KANSAS CITY, Mo. – Winter is here. No seriously, son. Why are you wearing shorts, and where's your jacket?
How many of you reading this right now have said something similar to your child?
The struggle is real for Overland Park, Kansas, mother Kati Bernard. The daily battle she faces in the winter with her 12-year-old daughter and 14-year-old son probably unfold each morning in most households before the school bell rings.
Shorts in the winter. Yes, it's a thing.
Bernard’s son started wearing them in elementary school.
"He didn’t walk to or from school, so I didn’t put too much thought into it as he didn’t spend much time outside," Bernard said.
But by the fourth grade, her son started walking home from school in the winter elements.
"Parents would always say, ‘Hey I saw (your son) walking to school in his shorts and orange sweatshirt,'" Bernard vividly recalls. "As if they were somehow mocking me for his clothing choices."
But by the time her son was at the age to walk home by himself, Bernard felt he was old enough, in her mind, to be making choices about his clothing.
And medical experts will agree, it is completely OK to let them wear shorts in the winter as long as it is not for an extended amount of time.
"Is it smart, and would I do it? No. As I don’t like to be cold," said Dr. David Smith, youth sports medicine medical director at the University of Kansas Health System. "But there is no truth to the old saying that if you don’t cover your head and stay warm you will get a cold or other illness."
The battle with the coat
The motto in Bernard's house: If you’re dumb, you freeze.
"It obviously didn’t affect him, because he didn’t start wearing pants, mind you, sweatpants, until seventh grade," Bernard said. "So, there were many years I didn’t fight that battle."
And the coat – it’s still not worth it for Bernard.
"They will wear one to sled, but that’s about it," Bernard said. "Neither one has a locker, and there is no way they’re carrying one around. You know, they don’t think that’s ‘cool.’"
Fads are hard to fight, as we all know.
"Kids and adolescents are under peer pressure to conform to the trends and feel accepted," Smith said.
As for Bernard’s daughter, she’s always been practical until this year. Now, she insists on wearing shorts, T-shirts and sandals (with socks, of course).

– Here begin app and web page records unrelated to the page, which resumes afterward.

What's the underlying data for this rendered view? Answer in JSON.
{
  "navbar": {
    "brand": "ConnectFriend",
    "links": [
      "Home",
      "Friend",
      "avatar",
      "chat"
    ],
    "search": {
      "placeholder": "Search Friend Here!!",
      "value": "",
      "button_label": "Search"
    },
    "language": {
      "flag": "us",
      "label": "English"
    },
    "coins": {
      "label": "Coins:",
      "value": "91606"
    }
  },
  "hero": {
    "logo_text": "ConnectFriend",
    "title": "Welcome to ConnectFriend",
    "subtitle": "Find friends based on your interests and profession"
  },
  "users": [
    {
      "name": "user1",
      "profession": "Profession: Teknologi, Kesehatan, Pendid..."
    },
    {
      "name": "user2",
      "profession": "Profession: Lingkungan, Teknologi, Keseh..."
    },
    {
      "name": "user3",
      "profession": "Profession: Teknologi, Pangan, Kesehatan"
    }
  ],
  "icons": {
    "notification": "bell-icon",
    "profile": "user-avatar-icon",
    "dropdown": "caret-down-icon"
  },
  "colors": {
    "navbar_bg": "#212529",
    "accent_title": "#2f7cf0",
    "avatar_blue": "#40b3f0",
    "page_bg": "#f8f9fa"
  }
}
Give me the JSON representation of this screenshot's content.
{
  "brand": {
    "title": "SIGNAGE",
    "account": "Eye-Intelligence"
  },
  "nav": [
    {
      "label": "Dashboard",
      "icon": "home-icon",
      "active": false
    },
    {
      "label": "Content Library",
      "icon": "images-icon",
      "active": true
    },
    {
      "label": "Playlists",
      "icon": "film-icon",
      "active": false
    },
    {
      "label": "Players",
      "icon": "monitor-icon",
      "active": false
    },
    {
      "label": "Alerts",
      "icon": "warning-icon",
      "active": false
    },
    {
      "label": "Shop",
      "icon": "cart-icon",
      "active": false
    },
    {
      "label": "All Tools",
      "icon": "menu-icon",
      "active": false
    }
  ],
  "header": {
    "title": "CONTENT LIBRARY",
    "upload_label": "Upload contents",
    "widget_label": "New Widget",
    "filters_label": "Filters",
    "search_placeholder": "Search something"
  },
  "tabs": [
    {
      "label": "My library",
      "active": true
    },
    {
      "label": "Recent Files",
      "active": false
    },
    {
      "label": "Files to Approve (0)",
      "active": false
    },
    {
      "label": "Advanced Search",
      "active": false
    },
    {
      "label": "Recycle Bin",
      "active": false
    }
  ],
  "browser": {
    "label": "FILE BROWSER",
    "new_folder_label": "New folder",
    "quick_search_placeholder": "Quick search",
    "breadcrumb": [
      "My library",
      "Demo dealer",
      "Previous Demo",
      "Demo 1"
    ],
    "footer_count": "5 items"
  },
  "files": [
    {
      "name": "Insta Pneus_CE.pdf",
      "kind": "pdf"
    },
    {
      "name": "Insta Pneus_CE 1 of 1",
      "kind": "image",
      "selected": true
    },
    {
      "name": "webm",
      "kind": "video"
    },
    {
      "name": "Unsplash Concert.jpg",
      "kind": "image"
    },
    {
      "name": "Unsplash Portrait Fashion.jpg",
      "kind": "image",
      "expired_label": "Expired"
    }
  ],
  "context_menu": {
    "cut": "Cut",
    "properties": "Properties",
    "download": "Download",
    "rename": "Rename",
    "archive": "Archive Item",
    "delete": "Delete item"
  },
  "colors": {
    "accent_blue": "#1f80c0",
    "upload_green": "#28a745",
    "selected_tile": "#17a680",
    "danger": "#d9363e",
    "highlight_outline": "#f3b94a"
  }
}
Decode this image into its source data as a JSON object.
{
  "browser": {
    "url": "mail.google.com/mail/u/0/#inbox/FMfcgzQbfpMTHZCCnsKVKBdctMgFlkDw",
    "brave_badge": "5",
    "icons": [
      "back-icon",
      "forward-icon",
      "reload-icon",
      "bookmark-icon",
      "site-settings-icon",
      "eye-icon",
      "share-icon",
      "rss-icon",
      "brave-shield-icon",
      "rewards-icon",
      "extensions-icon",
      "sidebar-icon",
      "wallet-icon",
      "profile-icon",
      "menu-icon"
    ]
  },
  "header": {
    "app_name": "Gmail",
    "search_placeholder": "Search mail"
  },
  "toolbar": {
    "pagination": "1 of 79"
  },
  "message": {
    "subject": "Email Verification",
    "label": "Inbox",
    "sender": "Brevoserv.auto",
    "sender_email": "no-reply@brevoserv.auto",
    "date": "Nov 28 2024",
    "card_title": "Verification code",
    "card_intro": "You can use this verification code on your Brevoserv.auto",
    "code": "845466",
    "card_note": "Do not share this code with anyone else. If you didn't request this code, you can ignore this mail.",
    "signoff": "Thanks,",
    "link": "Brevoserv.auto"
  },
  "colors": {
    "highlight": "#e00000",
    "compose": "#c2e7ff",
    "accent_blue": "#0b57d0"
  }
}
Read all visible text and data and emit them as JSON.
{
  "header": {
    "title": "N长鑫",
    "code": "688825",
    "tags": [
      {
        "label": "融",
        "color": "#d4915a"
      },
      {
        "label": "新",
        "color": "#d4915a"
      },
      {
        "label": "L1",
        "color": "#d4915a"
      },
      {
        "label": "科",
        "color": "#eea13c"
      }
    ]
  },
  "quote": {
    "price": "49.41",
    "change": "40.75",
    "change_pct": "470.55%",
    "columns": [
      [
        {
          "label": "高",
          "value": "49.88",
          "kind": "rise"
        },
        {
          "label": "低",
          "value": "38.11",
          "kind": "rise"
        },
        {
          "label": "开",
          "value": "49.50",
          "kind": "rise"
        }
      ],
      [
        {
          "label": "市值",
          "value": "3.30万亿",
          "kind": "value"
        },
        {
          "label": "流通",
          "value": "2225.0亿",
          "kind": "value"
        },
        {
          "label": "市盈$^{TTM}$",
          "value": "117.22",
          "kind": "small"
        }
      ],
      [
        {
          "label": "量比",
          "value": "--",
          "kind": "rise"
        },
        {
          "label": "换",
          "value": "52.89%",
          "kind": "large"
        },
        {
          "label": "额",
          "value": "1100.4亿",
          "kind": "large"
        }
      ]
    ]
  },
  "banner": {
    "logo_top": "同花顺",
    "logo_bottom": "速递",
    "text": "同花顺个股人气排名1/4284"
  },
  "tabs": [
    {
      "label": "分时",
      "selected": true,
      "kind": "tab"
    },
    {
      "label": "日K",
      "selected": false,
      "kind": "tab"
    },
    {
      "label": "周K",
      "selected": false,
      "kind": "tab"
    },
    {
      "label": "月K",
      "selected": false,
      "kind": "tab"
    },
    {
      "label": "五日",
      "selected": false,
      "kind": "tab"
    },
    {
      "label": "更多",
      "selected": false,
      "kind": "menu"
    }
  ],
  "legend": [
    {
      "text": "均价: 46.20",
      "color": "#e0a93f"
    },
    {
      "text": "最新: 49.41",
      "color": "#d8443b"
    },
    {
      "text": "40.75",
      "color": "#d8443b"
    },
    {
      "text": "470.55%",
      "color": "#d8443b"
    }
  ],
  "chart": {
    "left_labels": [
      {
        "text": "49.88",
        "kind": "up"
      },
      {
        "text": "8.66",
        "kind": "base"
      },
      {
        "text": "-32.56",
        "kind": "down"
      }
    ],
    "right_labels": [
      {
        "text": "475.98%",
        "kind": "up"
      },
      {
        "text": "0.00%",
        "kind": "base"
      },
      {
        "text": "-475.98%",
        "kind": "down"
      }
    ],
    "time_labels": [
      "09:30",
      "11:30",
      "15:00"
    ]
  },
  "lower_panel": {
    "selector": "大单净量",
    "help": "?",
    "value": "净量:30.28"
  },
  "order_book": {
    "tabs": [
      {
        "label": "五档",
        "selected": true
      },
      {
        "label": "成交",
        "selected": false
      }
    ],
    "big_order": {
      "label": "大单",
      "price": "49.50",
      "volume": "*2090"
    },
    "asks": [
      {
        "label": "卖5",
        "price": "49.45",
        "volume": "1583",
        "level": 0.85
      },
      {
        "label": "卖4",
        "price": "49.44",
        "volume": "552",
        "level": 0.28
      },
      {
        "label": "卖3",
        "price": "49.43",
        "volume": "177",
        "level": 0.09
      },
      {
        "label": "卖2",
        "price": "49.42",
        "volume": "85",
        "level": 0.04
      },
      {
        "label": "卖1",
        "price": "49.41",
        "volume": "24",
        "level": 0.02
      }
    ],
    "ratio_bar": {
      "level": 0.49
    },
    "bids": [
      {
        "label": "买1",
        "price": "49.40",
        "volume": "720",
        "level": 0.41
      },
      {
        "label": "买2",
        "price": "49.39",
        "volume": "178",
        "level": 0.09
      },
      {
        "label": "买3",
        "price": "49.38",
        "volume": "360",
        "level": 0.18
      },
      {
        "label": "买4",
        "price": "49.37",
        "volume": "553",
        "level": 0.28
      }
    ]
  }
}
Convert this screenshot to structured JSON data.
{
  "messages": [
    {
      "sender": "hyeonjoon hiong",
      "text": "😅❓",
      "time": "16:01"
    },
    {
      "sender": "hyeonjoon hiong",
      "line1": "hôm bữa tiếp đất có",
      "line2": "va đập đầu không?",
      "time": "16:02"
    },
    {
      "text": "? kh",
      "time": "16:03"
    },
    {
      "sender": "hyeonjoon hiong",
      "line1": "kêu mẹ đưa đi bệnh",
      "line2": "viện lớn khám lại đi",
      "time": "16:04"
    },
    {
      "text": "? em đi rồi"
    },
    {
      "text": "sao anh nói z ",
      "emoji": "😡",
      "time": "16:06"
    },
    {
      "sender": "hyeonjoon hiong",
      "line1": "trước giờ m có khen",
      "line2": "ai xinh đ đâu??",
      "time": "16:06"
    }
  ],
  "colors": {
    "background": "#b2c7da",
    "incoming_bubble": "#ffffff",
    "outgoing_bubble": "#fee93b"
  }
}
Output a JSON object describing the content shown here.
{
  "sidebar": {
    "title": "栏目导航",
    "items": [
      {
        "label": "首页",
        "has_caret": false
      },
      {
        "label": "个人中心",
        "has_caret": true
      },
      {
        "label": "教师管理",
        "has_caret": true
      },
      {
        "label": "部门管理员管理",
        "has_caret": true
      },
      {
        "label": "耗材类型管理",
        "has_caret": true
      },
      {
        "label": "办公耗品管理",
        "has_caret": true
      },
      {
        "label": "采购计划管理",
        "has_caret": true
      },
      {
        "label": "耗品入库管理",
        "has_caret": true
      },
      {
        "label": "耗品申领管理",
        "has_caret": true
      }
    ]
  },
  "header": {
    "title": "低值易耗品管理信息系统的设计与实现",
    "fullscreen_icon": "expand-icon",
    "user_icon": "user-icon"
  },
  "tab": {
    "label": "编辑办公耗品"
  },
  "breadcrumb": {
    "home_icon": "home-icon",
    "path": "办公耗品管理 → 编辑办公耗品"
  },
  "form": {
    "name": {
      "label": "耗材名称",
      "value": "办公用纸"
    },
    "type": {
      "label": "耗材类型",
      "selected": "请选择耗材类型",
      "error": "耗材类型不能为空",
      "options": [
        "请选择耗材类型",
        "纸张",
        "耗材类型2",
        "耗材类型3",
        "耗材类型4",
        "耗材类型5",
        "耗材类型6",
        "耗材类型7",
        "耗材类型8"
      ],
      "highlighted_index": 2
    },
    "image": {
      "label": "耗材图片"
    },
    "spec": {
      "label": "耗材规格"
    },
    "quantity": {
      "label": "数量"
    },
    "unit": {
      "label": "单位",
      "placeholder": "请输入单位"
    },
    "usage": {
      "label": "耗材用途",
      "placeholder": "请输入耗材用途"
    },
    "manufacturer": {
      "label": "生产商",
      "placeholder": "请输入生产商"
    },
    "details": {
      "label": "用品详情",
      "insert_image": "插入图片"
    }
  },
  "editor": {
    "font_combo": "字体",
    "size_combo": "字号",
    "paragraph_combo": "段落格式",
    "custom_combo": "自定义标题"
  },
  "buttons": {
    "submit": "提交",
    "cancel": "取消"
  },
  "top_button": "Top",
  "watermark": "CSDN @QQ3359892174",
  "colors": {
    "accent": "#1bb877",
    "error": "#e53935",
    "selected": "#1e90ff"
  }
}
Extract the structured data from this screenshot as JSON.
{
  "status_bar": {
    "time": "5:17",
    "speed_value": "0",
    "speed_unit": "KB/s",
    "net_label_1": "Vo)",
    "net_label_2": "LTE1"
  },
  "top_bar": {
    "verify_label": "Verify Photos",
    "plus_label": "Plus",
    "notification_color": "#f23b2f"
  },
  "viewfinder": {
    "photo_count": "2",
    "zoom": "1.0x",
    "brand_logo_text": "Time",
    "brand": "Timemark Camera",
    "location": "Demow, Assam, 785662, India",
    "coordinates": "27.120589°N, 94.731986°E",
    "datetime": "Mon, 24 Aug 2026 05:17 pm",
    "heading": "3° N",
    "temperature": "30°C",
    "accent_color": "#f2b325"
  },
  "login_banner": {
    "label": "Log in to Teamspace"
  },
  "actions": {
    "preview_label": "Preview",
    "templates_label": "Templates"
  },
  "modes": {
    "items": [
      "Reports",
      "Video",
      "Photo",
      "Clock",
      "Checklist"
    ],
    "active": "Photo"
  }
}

"I’ve noticed other kids in her school are wearing pants at drop-off, so I think she’s just trying to be independent," Bernard said.
For her son, Bernard said it is because all the other boys were doing it, too. She goes back to her motto and believes her daughter will correct herself when she gets cold.
"There are way too many other battles to fight with them," Bernard said. "She still has to wear a mask to school daily, and she does that willingly. So to me, that is a better fight to pick -- if she wouldn’t wear it."
Encourage common sense
Smith offers some suggestions for parents, like Bernard, who might be facing this daily winter dilemma.
"Draw upon your best parenting skills to try to encourage common sense," Smith said. "But remember many times, the more you push, the more your children and adolescents push back."
Or you could just "grin and bare it," Smith said, by showing up to their activity in shorts for a brief embarrassment, and they might rethink their bare legs.
"I used this tactic with my children as they were growing up with a simple threat that what they wear was fair game for Dad to wear," Smith said with a laugh. "It worked fairly well as they knew Dad would follow through on the threat."
But in all seriousness, Smith said parents should make sure they are monitoring the amount of time and the extremes of the weather conditions when their kids step outside in shorts to help mitigate the risk of hypothermia and frostbite.
"And be willing to provide the appropriate outerwear when they ask you to purchase their clothing," Smith adds.
Bernard said she might start marking on a calendar how many days her daughter sprints home from the bus stop freezing. But, she is fine with that.
"They don’t get to make very many decisions for themselves so why not let them have this one," Bernard said.
So, the next time your kid comes down the stairs, and it’s 1 degree outside, let them learn by their mistakes – it’s OK.